(Records from a collection)
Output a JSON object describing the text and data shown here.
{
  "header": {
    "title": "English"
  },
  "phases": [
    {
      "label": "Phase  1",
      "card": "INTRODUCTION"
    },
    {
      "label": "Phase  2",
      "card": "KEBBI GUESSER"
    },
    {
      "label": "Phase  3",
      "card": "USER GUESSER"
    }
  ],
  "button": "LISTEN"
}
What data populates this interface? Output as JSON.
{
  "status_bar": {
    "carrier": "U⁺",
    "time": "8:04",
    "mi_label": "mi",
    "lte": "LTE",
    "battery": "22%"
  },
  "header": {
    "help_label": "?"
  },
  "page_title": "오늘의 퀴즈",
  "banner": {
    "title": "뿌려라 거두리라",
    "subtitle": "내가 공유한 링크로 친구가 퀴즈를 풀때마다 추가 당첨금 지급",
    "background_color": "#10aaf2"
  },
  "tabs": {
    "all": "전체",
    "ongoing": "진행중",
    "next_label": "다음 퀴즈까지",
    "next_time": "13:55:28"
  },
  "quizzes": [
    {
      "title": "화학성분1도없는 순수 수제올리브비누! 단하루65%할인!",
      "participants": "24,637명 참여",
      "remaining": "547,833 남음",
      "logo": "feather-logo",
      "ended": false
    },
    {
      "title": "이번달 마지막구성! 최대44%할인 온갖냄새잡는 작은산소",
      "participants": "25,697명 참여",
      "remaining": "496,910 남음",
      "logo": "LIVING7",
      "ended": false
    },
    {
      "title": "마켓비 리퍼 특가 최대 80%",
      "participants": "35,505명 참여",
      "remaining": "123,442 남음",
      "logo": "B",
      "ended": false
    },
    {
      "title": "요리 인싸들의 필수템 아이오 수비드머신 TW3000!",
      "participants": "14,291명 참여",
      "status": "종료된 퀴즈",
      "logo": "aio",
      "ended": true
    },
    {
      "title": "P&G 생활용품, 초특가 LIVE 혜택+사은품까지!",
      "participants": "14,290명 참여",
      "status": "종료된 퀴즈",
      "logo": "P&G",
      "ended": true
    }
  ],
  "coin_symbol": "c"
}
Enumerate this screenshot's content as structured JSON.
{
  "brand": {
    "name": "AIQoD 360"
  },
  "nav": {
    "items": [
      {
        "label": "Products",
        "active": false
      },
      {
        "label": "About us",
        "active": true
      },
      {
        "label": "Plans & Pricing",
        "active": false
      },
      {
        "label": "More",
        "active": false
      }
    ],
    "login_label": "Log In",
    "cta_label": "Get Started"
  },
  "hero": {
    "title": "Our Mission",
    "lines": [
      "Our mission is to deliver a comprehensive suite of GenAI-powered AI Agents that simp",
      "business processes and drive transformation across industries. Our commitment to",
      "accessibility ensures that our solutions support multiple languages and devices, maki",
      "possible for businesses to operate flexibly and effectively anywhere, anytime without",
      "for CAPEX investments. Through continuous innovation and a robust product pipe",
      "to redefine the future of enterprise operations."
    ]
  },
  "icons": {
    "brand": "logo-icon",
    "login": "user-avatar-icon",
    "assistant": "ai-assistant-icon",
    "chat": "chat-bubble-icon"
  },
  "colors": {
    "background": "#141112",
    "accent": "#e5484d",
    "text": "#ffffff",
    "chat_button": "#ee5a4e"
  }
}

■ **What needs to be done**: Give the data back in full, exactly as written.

■ **Answer space**:
Output a JSON object describing the text and data shown here.
{
  "header": {
    "title": "English"
  },
  "phases": [
    {
      "label": "Phase  1",
      "card": "INTRODUCTION"
    },
    {
      "label": "Phase  2",
      "card": "KEBBI GUESSER"
    },
    {
      "label": "Phase  3",
      "card": "USER GUESSER"
    }
  ],
  "button": "LISTEN"
}
What data populates this interface? Output as JSON.
{
  "status_bar": {
    "carrier": "U⁺",
    "time": "8:04",
    "mi_label": "mi",
    "lte": "LTE",
    "battery": "22%"
  },
  "header": {
    "help_label": "?"
  },
  "page_title": "오늘의 퀴즈",
  "banner": {
    "title": "뿌려라 거두리라",
    "subtitle": "내가 공유한 링크로 친구가 퀴즈를 풀때마다 추가 당첨금 지급",
    "background_color": "#10aaf2"
  },
  "tabs": {
    "all": "전체",
    "ongoing": "진행중",
    "next_label": "다음 퀴즈까지",
    "next_time": "13:55:28"
  },
  "quizzes": [
    {
      "title": "화학성분1도없는 순수 수제올리브비누! 단하루65%할인!",
      "participants": "24,637명 참여",
      "remaining": "547,833 남음",
      "logo": "feather-logo",
      "ended": false
    },
    {
      "title": "이번달 마지막구성! 최대44%할인 온갖냄새잡는 작은산소",
      "participants": "25,697명 참여",
      "remaining": "496,910 남음",
      "logo": "LIVING7",
      "ended": false
    },
    {
      "title": "마켓비 리퍼 특가 최대 80%",
      "participants": "35,505명 참여",
      "remaining": "123,442 남음",
      "logo": "B",
      "ended": false
    },
    {
      "title": "요리 인싸들의 필수템 아이오 수비드머신 TW3000!",
      "participants": "14,291명 참여",
      "status": "종료된 퀴즈",
      "logo": "aio",
      "ended": true
    },
    {
      "title": "P&G 생활용품, 초특가 LIVE 혜택+사은품까지!",
      "participants": "14,290명 참여",
      "status": "종료된 퀴즈",
      "logo": "P&G",
      "ended": true
    }
  ],
  "coin_symbol": "c"
}
Enumerate this screenshot's content as structured JSON.
{
  "brand": {
    "name": "AIQoD 360"
  },
  "nav": {
    "items": [
      {
        "label": "Products",
        "active": false
      },
      {
        "label": "About us",
        "active": true
      },
      {
        "label": "Plans & Pricing",
        "active": false
      },
      {
        "label": "More",
        "active": false
      }
    ],
    "login_label": "Log In",
    "cta_label": "Get Started"
  },
  "hero": {
    "title": "Our Mission",
    "lines": [
      "Our mission is to deliver a comprehensive suite of GenAI-powered AI Agents that simp",
      "business processes and drive transformation across industries. Our commitment to",
      "accessibility ensures that our solutions support multiple languages and devices, maki",
      "possible for businesses to operate flexibly and effectively anywhere, anytime without",
      "for CAPEX investments. Through continuous innovation and a robust product pipe",
      "to redefine the future of enterprise operations."
    ]
  },
  "icons": {
    "brand": "logo-icon",
    "login": "user-avatar-icon",
    "assistant": "ai-assistant-icon",
    "chat": "chat-bubble-icon"
  },
  "colors": {
    "background": "#141112",
    "accent": "#e5484d",
    "text": "#ffffff",
    "chat_button": "#ee5a4e"
  }
}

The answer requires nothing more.